Dr. Julie Hebert, who teaches biology and environmental science at Miller School, recently shared some of the actions she has helped spearhead to save energy and increase sustainability as participants in the Better Business Challenge, from switching to LED lighting and raising on-campus energy consumption awareness to fueling a new hydroponic garden with on-site hydroelectric power.
Why did Miller School join the Charlottesville Better Business Challenge?
JULIE: As an institution of learning, the Miller School values sustainability as a means for reducing our carbon footprint and instilling in future generations care for and stewardship of the environment. The Miller School partnered with the Better Business Challenge to explore additional ways we could ‘go green.’
What sort of actions has Miller School taken so far to save energy (and money) or to lower your carbon footprint as part of the Challenge?
JULIE: The Miller School has used the Challenge as a way to engage faculty and students in a variety of energy-saving actions. Specifically, as part of the Challenge, we initiated a campus-wide energy-saving campaign and are working to transition to LED lighting. We just removed disposable cups from our cafeteria to reduce waste. Currently, we are restoring our Edison powerhouse to create energy for lighting a new hydroelectric-powered, hydroponic instructional garden that will provide greens for our cafeteria.
We have also completed a LEAP energy conservation assessment for a couple of our buildings, and recently started a recycling program, with Justin Peake spearheading a Recycling Service Group. Additionally, we’re working on behavior modifications to turn off lights and conserve water, and will launch a “Garbology” (the study of modern waste) initiative this Spring, where students will sort and analyze campus garbage on a giant tarp as a visual reminder of how we manage refuse and trash in human society. We are also looking into ways to start composting on campus.
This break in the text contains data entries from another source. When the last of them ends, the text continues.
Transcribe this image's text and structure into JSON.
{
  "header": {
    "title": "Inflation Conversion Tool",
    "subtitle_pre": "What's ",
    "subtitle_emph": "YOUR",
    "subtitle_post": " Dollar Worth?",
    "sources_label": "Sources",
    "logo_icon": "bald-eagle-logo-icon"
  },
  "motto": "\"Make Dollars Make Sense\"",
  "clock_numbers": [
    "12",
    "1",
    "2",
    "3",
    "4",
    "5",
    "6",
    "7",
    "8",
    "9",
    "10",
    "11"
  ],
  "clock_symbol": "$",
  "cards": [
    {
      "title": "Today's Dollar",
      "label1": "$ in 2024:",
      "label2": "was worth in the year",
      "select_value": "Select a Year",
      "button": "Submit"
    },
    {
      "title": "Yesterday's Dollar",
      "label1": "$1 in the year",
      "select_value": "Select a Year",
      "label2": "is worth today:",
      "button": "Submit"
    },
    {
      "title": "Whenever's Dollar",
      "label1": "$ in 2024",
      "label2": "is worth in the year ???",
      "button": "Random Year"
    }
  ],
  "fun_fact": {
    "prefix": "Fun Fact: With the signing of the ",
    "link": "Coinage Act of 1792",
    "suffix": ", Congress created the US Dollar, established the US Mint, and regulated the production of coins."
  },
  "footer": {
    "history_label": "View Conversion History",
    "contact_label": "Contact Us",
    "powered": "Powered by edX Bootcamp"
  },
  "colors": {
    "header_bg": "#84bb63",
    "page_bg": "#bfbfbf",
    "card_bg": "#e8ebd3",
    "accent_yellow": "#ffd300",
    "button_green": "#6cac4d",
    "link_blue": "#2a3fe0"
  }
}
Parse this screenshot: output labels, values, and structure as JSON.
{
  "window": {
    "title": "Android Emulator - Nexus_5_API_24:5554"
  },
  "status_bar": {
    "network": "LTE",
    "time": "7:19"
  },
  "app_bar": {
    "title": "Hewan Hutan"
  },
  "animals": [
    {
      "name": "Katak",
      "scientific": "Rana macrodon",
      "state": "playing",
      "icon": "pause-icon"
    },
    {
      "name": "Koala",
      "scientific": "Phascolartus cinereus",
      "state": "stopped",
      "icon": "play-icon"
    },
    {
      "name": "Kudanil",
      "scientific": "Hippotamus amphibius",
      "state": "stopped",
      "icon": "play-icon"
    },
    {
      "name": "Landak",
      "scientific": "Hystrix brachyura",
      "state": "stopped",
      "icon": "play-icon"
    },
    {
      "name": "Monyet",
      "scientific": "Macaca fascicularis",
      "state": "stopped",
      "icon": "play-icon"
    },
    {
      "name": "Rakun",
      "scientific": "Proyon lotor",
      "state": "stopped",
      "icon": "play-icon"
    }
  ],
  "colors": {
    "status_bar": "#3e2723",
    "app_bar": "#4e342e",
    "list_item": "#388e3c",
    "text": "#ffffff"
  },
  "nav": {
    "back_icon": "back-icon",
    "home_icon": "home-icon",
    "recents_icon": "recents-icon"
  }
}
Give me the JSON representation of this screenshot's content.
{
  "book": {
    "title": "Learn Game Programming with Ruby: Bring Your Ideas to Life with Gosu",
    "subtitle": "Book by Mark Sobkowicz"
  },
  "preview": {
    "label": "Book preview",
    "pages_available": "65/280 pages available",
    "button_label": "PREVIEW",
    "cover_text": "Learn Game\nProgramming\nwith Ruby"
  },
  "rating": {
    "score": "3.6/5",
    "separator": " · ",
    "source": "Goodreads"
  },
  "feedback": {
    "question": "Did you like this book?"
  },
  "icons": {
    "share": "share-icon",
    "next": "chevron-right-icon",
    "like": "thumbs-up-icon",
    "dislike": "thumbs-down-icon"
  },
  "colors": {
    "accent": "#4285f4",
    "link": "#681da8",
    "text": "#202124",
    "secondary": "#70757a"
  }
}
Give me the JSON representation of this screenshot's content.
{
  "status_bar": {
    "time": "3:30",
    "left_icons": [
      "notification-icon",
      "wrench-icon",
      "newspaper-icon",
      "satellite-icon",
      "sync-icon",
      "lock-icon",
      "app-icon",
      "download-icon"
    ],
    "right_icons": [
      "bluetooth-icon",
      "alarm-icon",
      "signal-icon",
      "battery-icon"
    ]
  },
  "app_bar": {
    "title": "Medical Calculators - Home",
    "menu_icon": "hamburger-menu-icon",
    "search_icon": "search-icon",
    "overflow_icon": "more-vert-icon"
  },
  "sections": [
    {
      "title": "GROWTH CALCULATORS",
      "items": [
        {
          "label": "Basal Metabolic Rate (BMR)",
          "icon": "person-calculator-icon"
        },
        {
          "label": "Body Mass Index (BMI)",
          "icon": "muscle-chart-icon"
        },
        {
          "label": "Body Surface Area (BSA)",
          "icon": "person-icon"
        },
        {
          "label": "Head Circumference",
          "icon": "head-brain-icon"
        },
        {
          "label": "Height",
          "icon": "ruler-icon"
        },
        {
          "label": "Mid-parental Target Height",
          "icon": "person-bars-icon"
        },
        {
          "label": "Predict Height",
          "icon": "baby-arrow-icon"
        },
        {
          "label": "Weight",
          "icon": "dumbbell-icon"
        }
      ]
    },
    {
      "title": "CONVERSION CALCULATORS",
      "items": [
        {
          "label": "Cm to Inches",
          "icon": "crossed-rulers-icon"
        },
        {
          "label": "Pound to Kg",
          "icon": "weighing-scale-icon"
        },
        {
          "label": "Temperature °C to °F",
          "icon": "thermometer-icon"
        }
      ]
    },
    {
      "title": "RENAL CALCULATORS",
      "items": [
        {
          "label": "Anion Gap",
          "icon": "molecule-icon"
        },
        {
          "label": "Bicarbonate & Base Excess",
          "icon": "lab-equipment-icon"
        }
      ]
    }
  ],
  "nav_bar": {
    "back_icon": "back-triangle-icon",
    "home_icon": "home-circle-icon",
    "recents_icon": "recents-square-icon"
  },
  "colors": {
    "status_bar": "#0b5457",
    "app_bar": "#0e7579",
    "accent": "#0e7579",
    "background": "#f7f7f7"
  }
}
What sort of energy-saving and carbon footprint-reducing measures are you looking forward to exploring or implementing (as part of the Challenge)?
JULIE: We’re looking forward to engaging with students and faculty who live on campus to become even more aware of energy consumption. Additionally, we’re taking steps to light school buildings with LED and natural lighting.
What advice would you offer other local businesses or organizations who may be interested in saving energy, going green, or reducing their environmental impact (in addition to joining the Challenge)?
JULIE: As an educational institution and as global citizens, we all play a role in responsible energy consumption, so we all must take concrete steps to become sustainable for a more equitable future. Students at Miller School and young people around the world are the future, so we need to set a good example.